After all this time, one thing remains the same about social media: it likes consistency and frequency. I have had weeks where I feel like I’m being consistent and I still lose more followers than I gain, but the problem isn’t what I’m posting or when I’m posting, it’s WHY I’m posting.
I post sometimes because it’s my JOB, not because I’m just so excited to post, which is the way it used to be (and in a lot of ways, should still be). Anyone who does anything for an extended period of time is bound to grow bored or feel complacent eventually. Remember when Michael Jordan played baseball? I bet boredom had a hand in that. And you know what? I don’t blame him one bit. It’s hard being put in a box and expected to stay there FOREVER. Even the largest brands and companies evolve over time. It’s normal, if not necessary.
That said, technology moves a lot faster than humans do, and social media has become an absolute BEHEMOTH that is ever-evolving, rapidly. BUT WE ARE NOT THE MACHINES HERE.
When you search for TikTok and IG growth hacks online, 9 out of 10 “experts” will advise you to post 3x/day for TikTok, and at least once per day for IG. Hey guys here’s your calendar! Make: 2-3 Reels per week! 2 carousels! 1 static! 19 TikToks!
I’m sorry but, what if you have a day job? Or kids? Or a LIFE? What if you just can’t possibly think that fast and come up with minimum 21 ideas PER WEEK? I struggle with finding ONE IDEA PER DAY and I have no children and no husband. Are you kidding me?? Batch editing and repurposing content is helpful and I admire people who can survive as content machines, but that is NOT how I want to live my life.
So my theory is that the boredom we feel for social media is actually not even boredom, it’s frustration with not being able to keep up. For most people who want to get into this game, they give up before they even start for this very reason.
Raise your hand if you’ve ever felt like the second you finally got the hang of something on social media, a new thing came along that you had to learn.
Yea well, same.
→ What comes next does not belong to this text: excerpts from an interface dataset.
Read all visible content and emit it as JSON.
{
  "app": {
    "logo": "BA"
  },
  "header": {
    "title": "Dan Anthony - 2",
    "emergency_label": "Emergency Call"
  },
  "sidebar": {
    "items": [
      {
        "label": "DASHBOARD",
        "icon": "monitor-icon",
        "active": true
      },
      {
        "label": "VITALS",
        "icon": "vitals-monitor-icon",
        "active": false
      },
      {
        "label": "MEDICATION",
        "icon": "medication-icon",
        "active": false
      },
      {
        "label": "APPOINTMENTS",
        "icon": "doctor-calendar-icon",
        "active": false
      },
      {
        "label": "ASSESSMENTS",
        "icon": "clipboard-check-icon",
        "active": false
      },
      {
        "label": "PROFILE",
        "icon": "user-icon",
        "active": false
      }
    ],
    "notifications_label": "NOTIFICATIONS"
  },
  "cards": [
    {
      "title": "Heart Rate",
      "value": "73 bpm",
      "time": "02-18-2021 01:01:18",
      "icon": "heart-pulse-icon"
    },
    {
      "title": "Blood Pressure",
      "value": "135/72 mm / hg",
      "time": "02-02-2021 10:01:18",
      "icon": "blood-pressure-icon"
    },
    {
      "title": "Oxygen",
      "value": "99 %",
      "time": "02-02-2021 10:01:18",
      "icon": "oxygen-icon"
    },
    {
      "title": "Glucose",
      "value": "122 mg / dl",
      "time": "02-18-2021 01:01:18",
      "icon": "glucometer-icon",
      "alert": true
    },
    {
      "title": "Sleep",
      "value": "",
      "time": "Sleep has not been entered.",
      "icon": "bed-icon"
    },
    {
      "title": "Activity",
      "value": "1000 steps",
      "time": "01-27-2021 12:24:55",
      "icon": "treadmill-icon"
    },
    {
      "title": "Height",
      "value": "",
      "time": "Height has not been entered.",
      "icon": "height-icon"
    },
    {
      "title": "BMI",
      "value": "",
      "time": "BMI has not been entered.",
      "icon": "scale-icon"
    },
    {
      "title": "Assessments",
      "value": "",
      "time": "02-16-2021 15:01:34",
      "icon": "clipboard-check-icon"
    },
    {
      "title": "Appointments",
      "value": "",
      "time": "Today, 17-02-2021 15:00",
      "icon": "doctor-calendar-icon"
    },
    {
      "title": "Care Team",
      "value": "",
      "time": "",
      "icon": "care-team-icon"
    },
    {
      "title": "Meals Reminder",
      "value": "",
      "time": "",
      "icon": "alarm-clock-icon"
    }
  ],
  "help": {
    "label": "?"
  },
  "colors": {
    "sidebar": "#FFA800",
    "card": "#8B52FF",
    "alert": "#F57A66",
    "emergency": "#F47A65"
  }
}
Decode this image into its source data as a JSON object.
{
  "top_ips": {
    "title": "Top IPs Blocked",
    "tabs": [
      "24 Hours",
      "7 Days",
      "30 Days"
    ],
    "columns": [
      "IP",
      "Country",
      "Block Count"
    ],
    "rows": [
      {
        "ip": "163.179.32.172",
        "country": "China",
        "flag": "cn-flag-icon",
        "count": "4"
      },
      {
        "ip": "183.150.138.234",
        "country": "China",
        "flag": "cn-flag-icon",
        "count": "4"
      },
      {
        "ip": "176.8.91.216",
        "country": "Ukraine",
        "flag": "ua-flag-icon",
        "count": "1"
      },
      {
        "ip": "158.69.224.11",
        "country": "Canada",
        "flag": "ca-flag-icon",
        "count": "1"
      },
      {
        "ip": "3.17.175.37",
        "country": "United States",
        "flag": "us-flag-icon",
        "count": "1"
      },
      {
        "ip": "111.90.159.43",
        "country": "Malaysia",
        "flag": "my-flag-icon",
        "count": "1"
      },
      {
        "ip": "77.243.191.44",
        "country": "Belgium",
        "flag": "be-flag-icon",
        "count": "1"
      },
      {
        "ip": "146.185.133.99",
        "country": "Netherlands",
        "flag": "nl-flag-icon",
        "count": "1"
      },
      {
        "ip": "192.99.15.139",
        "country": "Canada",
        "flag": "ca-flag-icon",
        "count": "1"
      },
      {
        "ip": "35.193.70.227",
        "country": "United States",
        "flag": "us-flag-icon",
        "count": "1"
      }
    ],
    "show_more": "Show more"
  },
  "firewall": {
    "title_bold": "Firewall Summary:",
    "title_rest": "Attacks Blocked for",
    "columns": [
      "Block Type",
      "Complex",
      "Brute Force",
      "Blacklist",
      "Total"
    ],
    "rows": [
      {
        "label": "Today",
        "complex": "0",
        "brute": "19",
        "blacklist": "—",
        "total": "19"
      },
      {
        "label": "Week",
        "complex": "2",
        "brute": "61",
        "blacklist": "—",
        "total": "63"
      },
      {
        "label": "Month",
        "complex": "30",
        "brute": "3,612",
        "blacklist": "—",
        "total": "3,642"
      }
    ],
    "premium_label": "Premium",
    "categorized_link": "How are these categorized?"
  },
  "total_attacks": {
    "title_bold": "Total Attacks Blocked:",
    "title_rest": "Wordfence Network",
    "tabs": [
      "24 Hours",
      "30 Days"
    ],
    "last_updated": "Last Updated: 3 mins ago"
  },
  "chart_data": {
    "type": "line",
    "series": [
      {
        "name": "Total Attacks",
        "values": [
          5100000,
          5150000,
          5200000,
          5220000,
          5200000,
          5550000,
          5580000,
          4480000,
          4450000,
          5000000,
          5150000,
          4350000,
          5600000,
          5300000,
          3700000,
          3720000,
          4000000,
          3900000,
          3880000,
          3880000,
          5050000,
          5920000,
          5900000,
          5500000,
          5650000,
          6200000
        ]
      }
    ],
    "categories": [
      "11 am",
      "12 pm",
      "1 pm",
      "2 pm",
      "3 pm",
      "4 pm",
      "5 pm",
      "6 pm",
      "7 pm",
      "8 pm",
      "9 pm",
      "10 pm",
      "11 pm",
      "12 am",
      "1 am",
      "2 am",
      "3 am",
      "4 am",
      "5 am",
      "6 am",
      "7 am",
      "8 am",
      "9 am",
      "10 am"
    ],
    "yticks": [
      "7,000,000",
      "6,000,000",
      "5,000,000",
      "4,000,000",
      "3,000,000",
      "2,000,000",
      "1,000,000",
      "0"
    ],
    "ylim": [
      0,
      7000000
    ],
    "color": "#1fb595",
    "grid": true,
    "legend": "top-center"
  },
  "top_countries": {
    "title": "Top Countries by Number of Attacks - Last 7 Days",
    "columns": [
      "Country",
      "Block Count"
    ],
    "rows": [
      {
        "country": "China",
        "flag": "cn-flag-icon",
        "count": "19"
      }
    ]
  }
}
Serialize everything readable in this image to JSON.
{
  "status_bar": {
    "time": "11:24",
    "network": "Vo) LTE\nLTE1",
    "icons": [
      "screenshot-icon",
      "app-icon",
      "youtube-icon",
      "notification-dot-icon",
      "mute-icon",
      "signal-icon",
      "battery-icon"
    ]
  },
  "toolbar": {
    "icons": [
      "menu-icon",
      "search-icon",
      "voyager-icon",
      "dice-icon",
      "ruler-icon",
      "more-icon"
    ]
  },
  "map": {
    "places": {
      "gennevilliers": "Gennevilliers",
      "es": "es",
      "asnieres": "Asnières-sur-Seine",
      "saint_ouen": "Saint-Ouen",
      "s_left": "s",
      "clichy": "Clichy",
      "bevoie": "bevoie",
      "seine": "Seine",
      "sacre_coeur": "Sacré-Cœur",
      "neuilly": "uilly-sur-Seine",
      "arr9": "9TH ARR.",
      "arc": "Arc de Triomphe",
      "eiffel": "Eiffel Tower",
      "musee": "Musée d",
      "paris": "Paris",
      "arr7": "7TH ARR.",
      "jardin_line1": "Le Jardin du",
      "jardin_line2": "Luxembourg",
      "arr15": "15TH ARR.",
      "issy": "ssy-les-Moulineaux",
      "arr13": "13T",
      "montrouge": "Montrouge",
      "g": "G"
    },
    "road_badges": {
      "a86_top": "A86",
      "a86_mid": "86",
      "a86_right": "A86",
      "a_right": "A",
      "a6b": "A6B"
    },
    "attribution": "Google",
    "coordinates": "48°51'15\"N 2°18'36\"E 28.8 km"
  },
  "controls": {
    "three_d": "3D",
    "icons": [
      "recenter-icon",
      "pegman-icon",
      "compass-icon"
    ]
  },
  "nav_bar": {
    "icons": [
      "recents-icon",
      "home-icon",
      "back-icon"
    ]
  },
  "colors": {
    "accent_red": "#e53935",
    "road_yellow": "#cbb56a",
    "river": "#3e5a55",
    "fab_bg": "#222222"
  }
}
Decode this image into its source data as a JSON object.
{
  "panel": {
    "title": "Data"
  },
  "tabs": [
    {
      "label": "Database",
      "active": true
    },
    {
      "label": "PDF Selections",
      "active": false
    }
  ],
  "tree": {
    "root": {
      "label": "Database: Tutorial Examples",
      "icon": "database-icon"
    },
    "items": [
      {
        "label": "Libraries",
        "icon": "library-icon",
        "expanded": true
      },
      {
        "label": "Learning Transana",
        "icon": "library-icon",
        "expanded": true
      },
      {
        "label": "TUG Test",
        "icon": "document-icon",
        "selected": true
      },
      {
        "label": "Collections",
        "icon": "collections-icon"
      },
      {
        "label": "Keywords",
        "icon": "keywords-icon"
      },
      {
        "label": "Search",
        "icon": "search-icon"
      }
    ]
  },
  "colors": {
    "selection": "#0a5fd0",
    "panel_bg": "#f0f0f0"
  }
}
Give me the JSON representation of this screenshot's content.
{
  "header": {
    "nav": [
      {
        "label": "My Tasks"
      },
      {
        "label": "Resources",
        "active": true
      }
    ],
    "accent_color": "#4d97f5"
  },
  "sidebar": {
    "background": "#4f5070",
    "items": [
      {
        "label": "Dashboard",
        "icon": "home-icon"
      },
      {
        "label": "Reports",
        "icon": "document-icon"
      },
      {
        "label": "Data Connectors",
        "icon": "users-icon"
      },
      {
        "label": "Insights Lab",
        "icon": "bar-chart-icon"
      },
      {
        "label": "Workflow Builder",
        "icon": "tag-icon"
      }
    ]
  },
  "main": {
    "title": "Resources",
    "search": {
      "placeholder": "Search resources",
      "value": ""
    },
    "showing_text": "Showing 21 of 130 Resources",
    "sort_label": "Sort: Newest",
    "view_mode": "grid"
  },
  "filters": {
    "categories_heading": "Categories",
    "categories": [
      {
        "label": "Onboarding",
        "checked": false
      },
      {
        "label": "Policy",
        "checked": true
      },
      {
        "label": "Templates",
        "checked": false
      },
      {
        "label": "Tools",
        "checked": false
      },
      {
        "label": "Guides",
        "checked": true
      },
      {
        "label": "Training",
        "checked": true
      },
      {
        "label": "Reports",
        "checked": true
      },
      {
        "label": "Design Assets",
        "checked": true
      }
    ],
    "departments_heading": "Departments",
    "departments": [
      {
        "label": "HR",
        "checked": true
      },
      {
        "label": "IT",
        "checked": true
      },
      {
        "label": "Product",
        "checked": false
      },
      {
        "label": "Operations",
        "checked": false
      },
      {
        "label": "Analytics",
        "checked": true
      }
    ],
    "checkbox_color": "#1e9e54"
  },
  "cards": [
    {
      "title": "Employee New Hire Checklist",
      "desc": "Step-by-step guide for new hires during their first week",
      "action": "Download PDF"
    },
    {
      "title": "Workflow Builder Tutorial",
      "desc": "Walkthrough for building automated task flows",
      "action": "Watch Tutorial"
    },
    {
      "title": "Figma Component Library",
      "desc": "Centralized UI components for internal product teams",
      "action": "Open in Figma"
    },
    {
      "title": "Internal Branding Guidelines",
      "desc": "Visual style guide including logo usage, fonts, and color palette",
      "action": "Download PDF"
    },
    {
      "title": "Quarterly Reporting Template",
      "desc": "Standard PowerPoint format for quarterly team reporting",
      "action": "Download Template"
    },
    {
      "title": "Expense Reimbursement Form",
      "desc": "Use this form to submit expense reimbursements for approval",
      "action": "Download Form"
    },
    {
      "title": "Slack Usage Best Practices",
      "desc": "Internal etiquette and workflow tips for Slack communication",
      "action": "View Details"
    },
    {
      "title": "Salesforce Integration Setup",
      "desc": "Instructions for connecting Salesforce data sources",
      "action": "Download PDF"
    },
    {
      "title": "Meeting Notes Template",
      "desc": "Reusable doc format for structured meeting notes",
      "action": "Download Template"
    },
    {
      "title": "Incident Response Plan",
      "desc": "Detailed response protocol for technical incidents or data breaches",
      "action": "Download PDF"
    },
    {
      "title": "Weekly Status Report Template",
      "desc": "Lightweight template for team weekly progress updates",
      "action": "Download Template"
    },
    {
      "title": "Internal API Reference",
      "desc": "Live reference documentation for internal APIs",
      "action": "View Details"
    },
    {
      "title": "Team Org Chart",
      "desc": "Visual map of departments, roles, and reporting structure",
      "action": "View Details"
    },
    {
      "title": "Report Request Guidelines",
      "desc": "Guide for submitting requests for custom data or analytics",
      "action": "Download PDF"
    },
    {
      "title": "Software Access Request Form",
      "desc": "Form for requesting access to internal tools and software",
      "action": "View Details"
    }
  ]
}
I’m not shy about my age (37) and I consider myself relatively tech savvy. I’m no Gen Z-er, but I do pretty well for someone who had no clue how to edit a single video a few years ago. Now? I make Reels/TikToks every week for multiple clients and can pull them together in just a few minutes using InShot. There are apps for almost anything, and I share a bunch of my favorites right here in this article. Also don’t forget about YouTube tutorials! I may or may not have learned how to use Adobe Premiere thanks to YouTube.
Back then, it was easier to be consistent and frequent with your social media when you only had one option to choose from. And it’s no wonder many of us feel completely burned out from it. This doesn’t mean you should resist change, just find a way to embrace it. Maybe even have fun with it again. For me, it took a while to get to that point, but I found that saying “fuck it” helped a lot.
So what I’m trying to say is…you can chase social media, or you can pave your own way with it. Create YOUR OWN posting schedule, find YOUR ideal audience size, and post the content YOU feel good about. And most importantly, be consistent while understanding that IT TAKES TIME. Don’t give up just because you posted a few times in one week and didn’t gain 1,000 followers in that time. You can, but you have to TRY and put in the effort.
I created a career out of managing social media for small businesses. Someone who used the Lo-Fi filter on every photo in 2014 is now responsible for the growth and online presence of numerous small businesses in the NYC metro area. If you needed some motivation today, there it is. Truly, anything is possible. But don’t underestimate the power of patience and education.
YOU GOT THIS!